Melissa and I stumbled out of the venue singing songs, asking each other if it really happened, saying “Ohmygod Daft Punk” over and over with various expletives sprinkled in for emphasis, and basically just couldn’t stop grinning the rest of the night into the following day. As we were waiting outside for Pooneh to rejoin us, we spotted members of Jamaica and the Beastie Boys emerging from the venue, but everything was so surreal at that point that it just seemed to pile on. We did see our French interviewers again, and Melissa finally went up and asked them what, exactly, our footage would be used for. Turns out, we’ll be used on French TV; they were working on a program about how French culture is effecting other parts of the world. So you’re welcome, French people, for the song we sang for you. Please don’t laugh at us too hard.
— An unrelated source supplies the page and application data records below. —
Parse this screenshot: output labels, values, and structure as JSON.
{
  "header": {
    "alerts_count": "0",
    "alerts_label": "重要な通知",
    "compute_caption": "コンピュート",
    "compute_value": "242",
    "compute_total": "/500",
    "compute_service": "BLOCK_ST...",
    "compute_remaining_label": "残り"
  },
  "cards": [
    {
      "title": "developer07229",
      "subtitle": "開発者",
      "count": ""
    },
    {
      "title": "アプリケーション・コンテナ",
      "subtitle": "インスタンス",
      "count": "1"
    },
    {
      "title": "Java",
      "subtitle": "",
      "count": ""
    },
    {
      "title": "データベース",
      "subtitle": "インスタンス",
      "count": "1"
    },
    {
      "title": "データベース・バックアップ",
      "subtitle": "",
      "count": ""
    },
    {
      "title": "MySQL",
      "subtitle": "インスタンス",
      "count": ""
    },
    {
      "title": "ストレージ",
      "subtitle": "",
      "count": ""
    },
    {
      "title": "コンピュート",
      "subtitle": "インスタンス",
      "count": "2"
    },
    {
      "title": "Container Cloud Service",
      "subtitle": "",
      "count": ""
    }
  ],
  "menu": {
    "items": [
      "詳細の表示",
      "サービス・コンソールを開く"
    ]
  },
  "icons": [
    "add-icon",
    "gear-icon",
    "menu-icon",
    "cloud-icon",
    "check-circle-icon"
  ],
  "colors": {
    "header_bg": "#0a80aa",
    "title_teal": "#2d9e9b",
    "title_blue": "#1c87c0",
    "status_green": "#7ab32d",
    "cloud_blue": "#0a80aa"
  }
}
I have trouble ranking favorite shows, because comparing different bands can be very apples-to-oranges, plus the crowd and my own individual mood ends up changing my experience. That said, this show was a dream. It was a total dream, with billowy fog and neon flashing lights to match, and it was so nice to share in such a memorable moment for this band. Phoenix is a group that loves their fans, and they treat us right at live shows every single time. All there really is left to say is to quote Thomas: Thank you, thank you, thank you, thank you.